May 12, 2020
Early arrivals benefit from “golden hour” intervention in DHL’s Level III Neonatal Intensive Care Unit (NICU).
Despite a rocky start, everything was going according to plan for Velma Saenz during her pregnancy. She had already heard her baby’s heartbeat and seen his sonogram. The excited family had even held a gender reveal. What wasn’t part of the plan? Going into labor at just 26 weeks.
The Zapata resident will never forget that eventful night in May 2018 when, as luck would have it, much of her support system, including the baby’s father, happened to be out of town. “Once I realized my water broke, I called my mom, who was on a trip out of state, to tell her. She felt helpless being so many hours away,” she says. “I had just seen my OB-GYN that day and everything looked fine so it was the last thing we were expecting.”
Miroslaba Perez had a similar experience the previous year. “I was admitted to Doctors Hospital when I was 25 weeks’ pregnant because my water broke,” Perez says. The mother of two teenage boys had previously given birth at full term so going into labor early was a shock. “It was a completely different and frightening experience,” she says.
Once each expectant mother was admitted, the goal was to slow or stop labor as long as possible. Perez was in the hospital for two weeks before giving birth to Ezekiel on July 9, 2017. The new arrival weighed less than 2 pounds. After a few days of bed rest, Saenz delivered Ethan Luke on May 8, 2018. He weighed just 1 pound, 9 ounces at birth.

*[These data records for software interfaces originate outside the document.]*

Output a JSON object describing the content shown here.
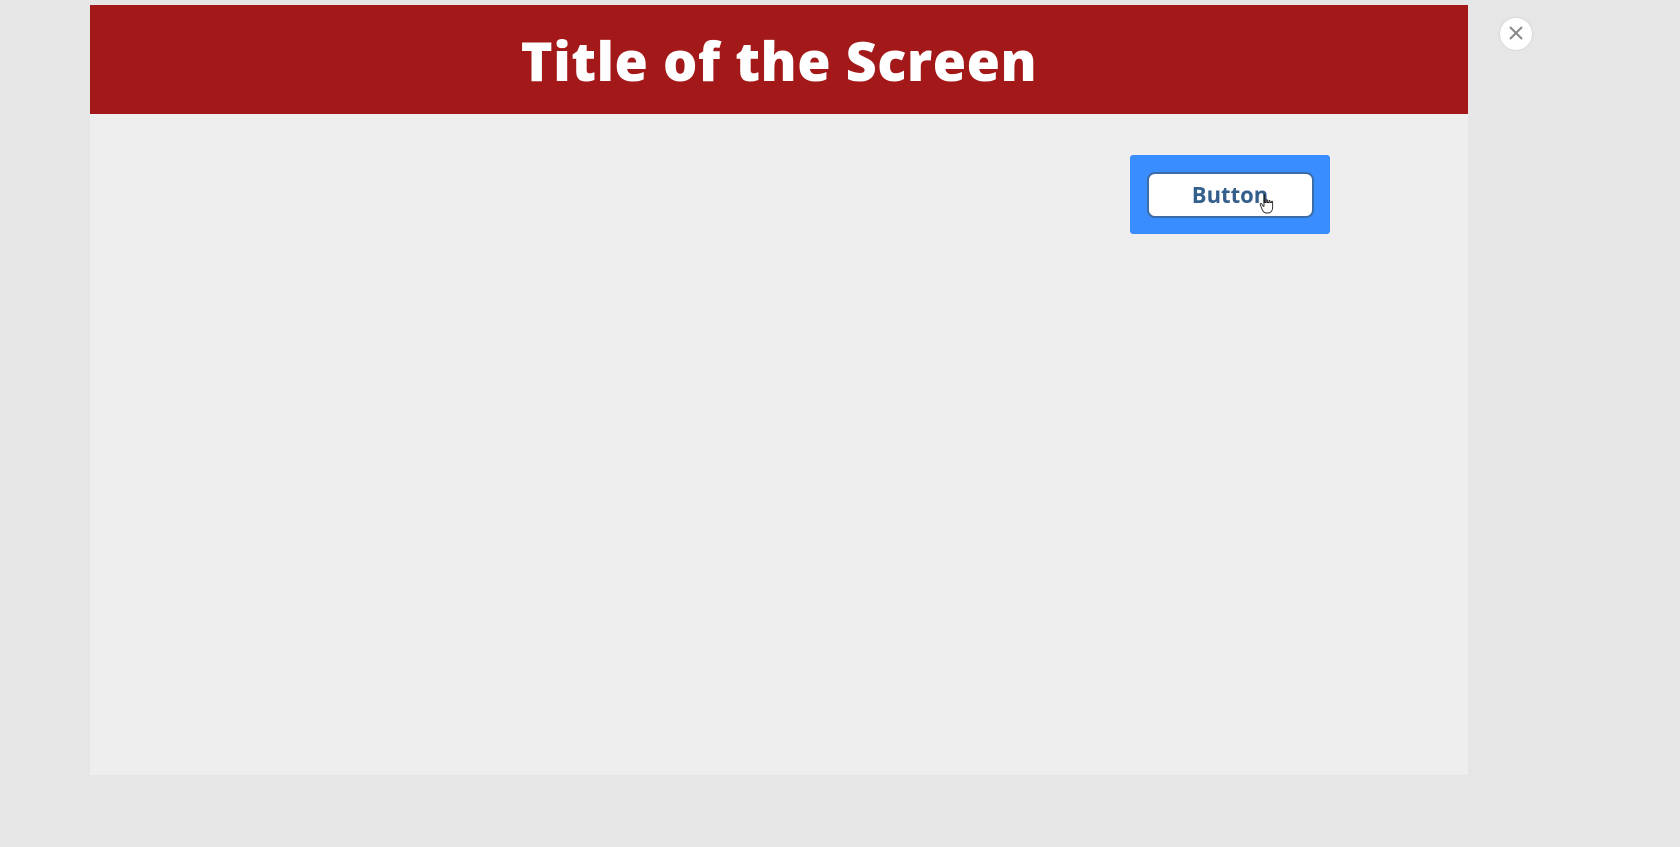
{
  "header": {
    "title": "Title of the Screen",
    "header_background": "#a31818",
    "title_color": "#ffffff"
  },
  "toolbar": {
    "button_label": "Button",
    "highlight_color": "#3a8dff"
  },
  "icons": {
    "close": "close-icon",
    "cursor": "pointer-cursor-icon"
  }
}
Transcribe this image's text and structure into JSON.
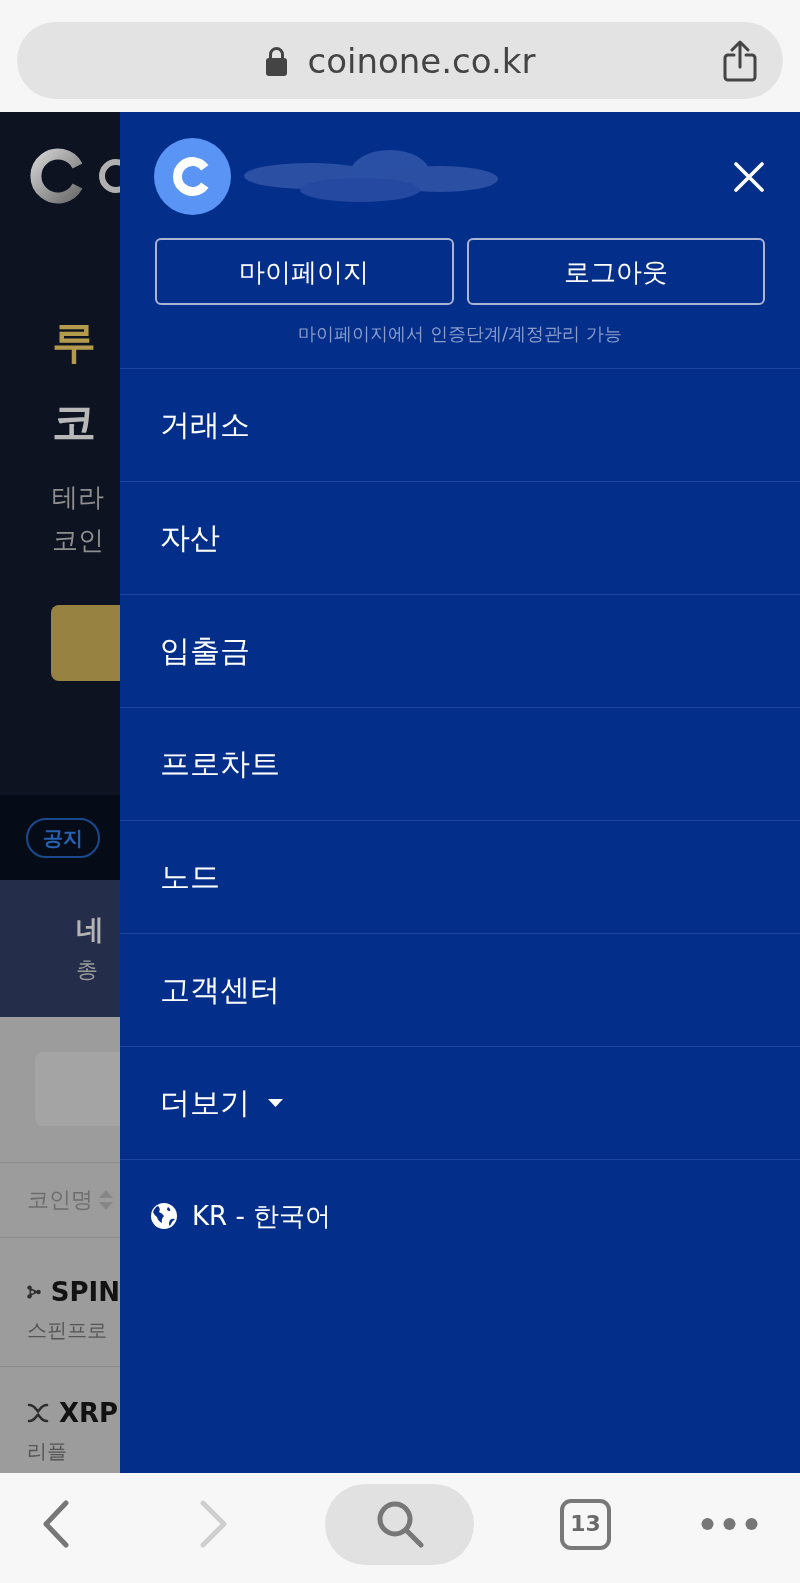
{
  "address_bar": {
    "url": "coinone.co.kr"
  },
  "page": {
    "hero": {
      "title_lines": [
        "루",
        "코"
      ],
      "subtitle_lines": [
        "테라",
        "코인"
      ]
    },
    "notice_badge": "공지",
    "banner": {
      "title": "네",
      "subtitle": "총"
    },
    "table": {
      "columns": [
        "코인명"
      ],
      "rows": [
        {
          "symbol": "SPIN",
          "name": "스핀프로"
        },
        {
          "symbol": "XRP",
          "name": "리플"
        }
      ]
    }
  },
  "drawer": {
    "buttons": [
      "마이페이지",
      "로그아웃"
    ],
    "hint": "마이페이지에서 인증단계/계정관리 가능",
    "menu": [
      {
        "label": "거래소",
        "kind": "link"
      },
      {
        "label": "자산",
        "kind": "link"
      },
      {
        "label": "입출금",
        "kind": "link"
      },
      {
        "label": "프로차트",
        "kind": "link"
      },
      {
        "label": "노드",
        "kind": "link"
      },
      {
        "label": "고객센터",
        "kind": "link"
      },
      {
        "label": "더보기",
        "kind": "dropdown"
      }
    ],
    "language": "KR - 한국어"
  },
  "toolbar": {
    "back": {
      "disabled": false
    },
    "forward": {
      "disabled": true
    },
    "tab_count": "13"
  }
}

The first hour of postnatal life for preterm infants like Ezekiel and Ethan (called Luke) is known as the “golden hour.” NICU Program Coordinator Lilly Limas-Macias, RN, BSN, explains that the goal is to provide every needed support within this all-important time frame. “Our NICU team is well-prepared for high-risk deliveries,” she says. “We do several interventions to better the outcomes for extremely-low-birth-weight babies. It takes a whole team effort to accomplish what we do.”
Once babies are settled into the NICU, it presents a new set of challenges for the families. “I had never seen a baby so small,” Perez says. “It was a difficult experience for the whole family.” Saenz agrees. “I live more than an hour away and I had a daughter at home who was waiting for me,” she says. “Every day I would go to see Luke and stay from morning until evening. Then I would go home, sleep and get ready to do it all over again.”
What made it easier for both families? Open communications and absolute confidence in the care their babies were receiving. “Ezekiel received the best care possible from the start,” Perez says. “The nurses were exceptional—they were compassionate, loving and caring.” Saenz echoes that sentiment. “My experience was so good that I can’t even put it into words,” she says. “Everybody was just so wonderful, especially the NICU nurses. They were on a whole other level.”
Today both boys are thriving. “Ezekiel is a very healthy, happy and active little boy,” Perez says. “He loves to eat and he loves to spend time with his dad and brothers.” Saenz is equally proud of her now-2-year-old Luke. She’s especially excited about the progress he has made in therapy and is also impressed with her growing boy’s appetite. “He’s a big eater who will eat just about anything you give him,” she says with a smile. “He’s really doing awesome.”